The first lawsuit stemming from the Snohomish county E. coli outbreak was filed today in the Superior Court for the State of Washington, County of Snohomish. The lawsuit was filed on behalf of the minor child of Alison and Ray Riojas of Snohomish County, against Ixtapa Family Mexican Restaurant, which has been identified as the source of the outbreak.

The Riojas family ate at the Ixtapa Restaurant in Lake Stevens on or about October 11. One of their daughters began to feel ill on October 13, and on the 14th was sent home from school. She began to experience diarrhea, which soon turned bloody. On October 16, Mrs. Riojas took her daughter to the pediatrician, where she was advised to go to the Children’s Hospital Emergency Room. At the ER, the child was treated for dehydration and released. Over that day, her symptoms continued to worsen. In severe pain, she was returned to the ER, where she was treated with pain medication and allowed to go home. That night, the child was taken to the ER for a third time, where she began to vomit blood. She was admitted, and a stool sample revealed that she was infected with E. coli O157:H7. The genetic pattern of her E. coli would later match others in the developing outbreak tied to the Ixtapa Restaurant.
The Riojas child has returned home where she continues to recover from her illness. She lost 9 pounds and is too weak to walk; if she has to move, her parents carry her.

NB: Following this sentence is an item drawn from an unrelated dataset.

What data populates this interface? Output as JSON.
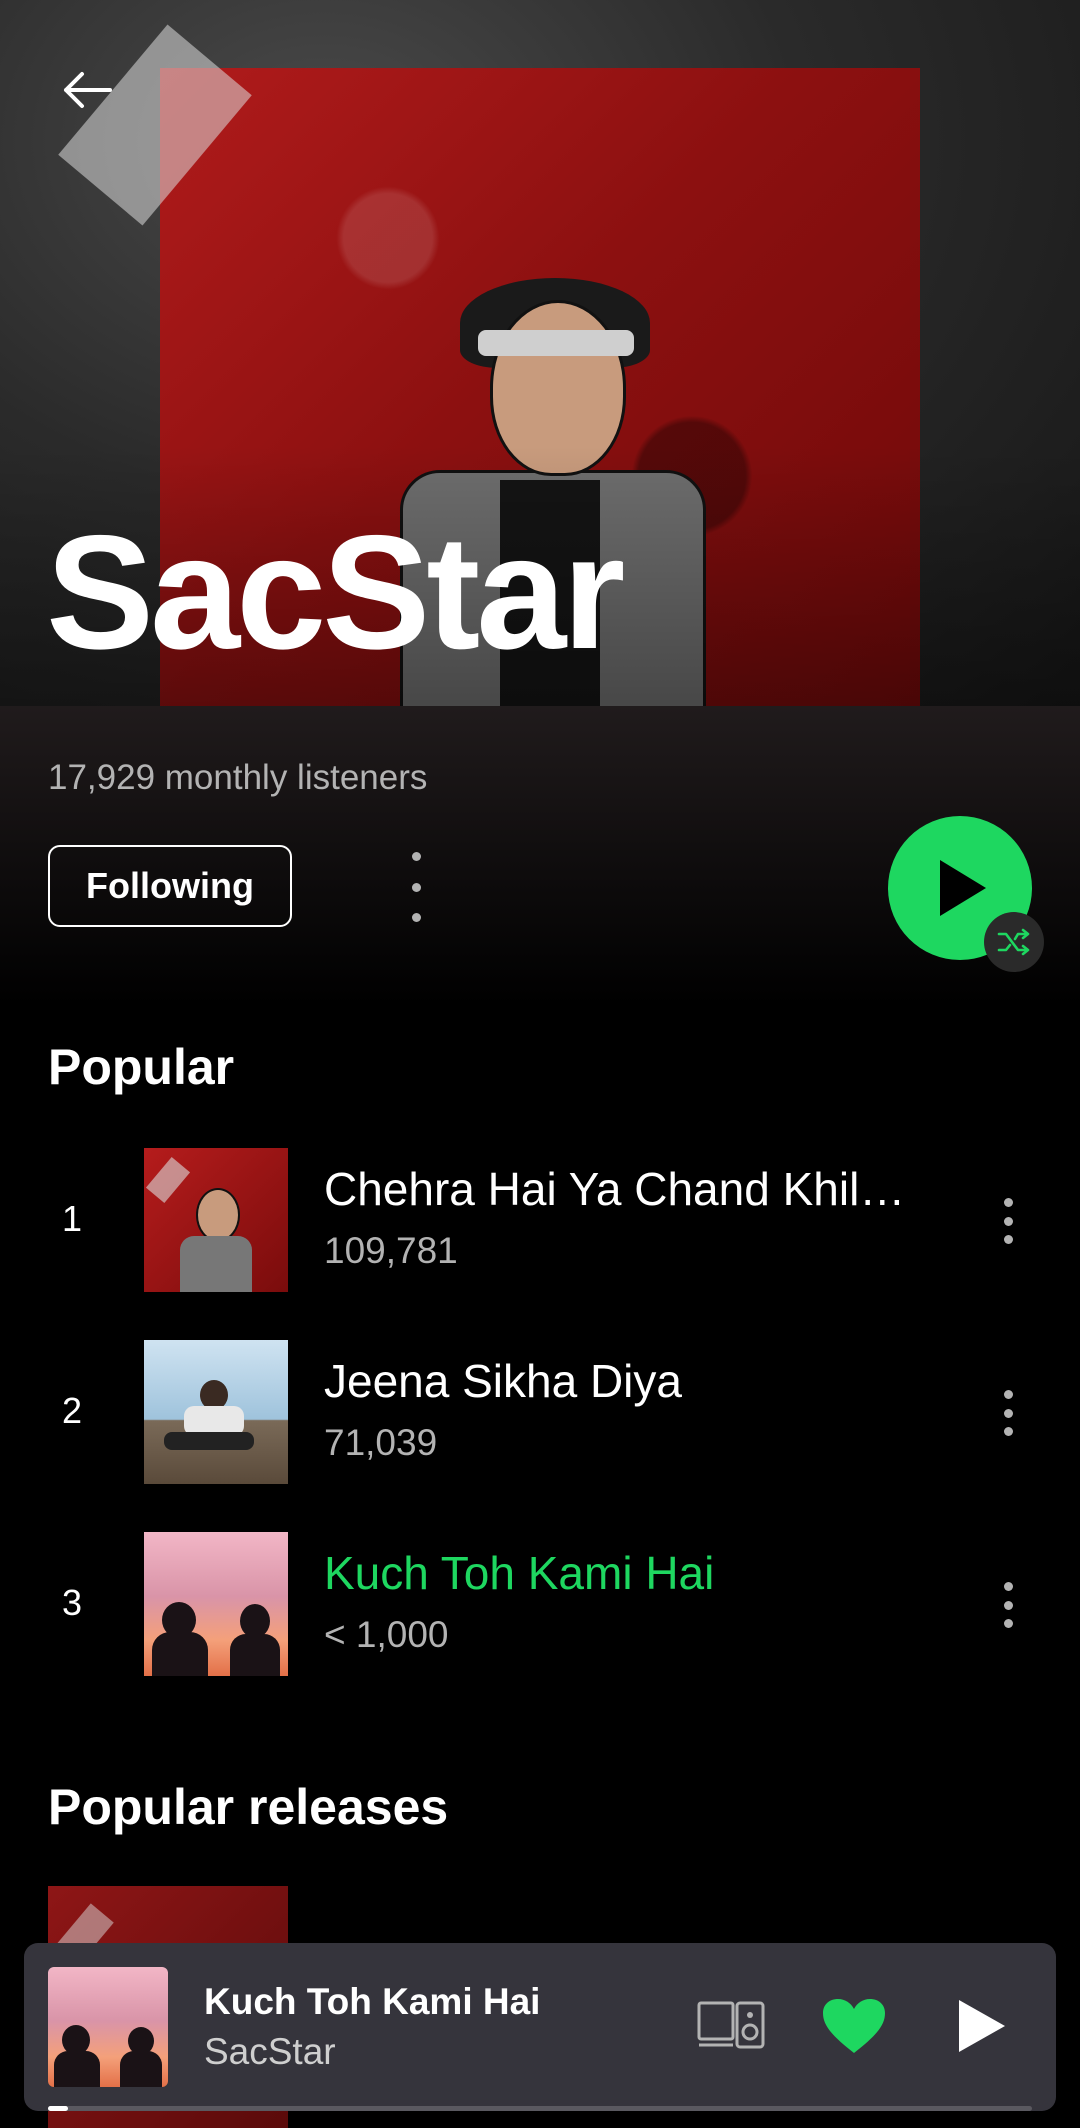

News Coverage:

Lawsuit filed in E. coli outbreak tied to Lake Stevens restaurant

Lawsuit filed in Snohomish County E. coli outbreak

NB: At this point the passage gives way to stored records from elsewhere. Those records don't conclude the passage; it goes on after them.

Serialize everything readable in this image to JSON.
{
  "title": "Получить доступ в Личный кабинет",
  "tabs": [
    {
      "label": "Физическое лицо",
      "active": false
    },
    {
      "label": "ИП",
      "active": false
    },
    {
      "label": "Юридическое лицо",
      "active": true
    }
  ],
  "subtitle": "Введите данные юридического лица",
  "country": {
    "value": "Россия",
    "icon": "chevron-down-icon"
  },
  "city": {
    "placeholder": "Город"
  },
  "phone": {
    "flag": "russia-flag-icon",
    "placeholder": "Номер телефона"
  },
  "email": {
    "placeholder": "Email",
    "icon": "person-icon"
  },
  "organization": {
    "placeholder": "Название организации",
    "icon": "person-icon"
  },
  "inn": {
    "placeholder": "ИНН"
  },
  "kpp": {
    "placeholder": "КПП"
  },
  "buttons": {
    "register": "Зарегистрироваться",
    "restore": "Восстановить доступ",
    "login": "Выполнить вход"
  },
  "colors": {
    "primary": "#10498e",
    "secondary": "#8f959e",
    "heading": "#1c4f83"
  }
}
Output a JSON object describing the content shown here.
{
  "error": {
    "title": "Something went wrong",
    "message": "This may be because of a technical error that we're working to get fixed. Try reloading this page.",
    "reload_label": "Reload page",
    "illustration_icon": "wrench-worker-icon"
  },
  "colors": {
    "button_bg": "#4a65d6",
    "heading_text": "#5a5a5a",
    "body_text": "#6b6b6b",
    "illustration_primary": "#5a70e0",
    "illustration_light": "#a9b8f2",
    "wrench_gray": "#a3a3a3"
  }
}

Lake Stevens eatery reopens as E. coli suit filed

Family files suit in Lake Stevens E. coli sickness

  • Wait – I don’t understand this; please help me out here; I’ve got a 3 year old girl and I don’t mean to sound paranoid, but why wouldn’t a stool sample be tested for EC0157:H7 for every child admitted to an ER experiencing diarrhea? Is it too expensive a test to run for too common a symptom?
    Gah – I /really/ need to research this; I’ve been curious for a long time – does anyone know if there’s even such a thing as a ‘home’ or consumer e.coli 0157:h7 test? I know that e.coli is present everywhere and in most cases is completely harmless so I’m sure that makes testing for such a specific strain difficult, but you’d think they’d be able to make something that tests for the specific toxin produced by these bugs.

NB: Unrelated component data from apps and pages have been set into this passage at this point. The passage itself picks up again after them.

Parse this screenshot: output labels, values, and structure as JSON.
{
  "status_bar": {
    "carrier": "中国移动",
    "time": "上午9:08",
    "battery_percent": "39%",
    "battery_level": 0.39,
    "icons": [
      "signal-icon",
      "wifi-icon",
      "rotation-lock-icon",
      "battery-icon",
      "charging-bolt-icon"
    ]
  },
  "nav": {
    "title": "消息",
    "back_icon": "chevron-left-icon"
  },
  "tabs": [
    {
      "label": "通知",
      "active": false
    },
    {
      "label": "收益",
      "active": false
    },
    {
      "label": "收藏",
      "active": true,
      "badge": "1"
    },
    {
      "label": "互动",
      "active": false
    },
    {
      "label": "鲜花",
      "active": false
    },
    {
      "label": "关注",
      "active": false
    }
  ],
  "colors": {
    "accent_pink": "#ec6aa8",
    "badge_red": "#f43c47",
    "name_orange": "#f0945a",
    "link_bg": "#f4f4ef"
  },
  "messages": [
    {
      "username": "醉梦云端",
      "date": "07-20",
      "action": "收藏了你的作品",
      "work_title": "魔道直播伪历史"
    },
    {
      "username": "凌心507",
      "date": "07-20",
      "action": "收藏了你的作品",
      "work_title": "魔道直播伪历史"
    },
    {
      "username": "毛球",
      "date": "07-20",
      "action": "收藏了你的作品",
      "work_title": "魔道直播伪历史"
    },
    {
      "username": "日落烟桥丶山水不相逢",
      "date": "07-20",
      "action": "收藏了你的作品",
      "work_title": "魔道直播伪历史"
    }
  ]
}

  • Bix

    Three times to the ER.
    Poor thing.

  • I’m still trying to research this, but it’s difficult for a layperson. There was an instant e.coli 0157:h7 test developed at UC Berkley in 1996, all I’ve found are several variations of the same article:
    I think I remember reading that Jack in the Box was now using something like this, but I don’t know if it’s based on the same technology.
    The article makes it seem like this could be developed very inexpensively.

  • Wow…I feel affection for your article. Thanks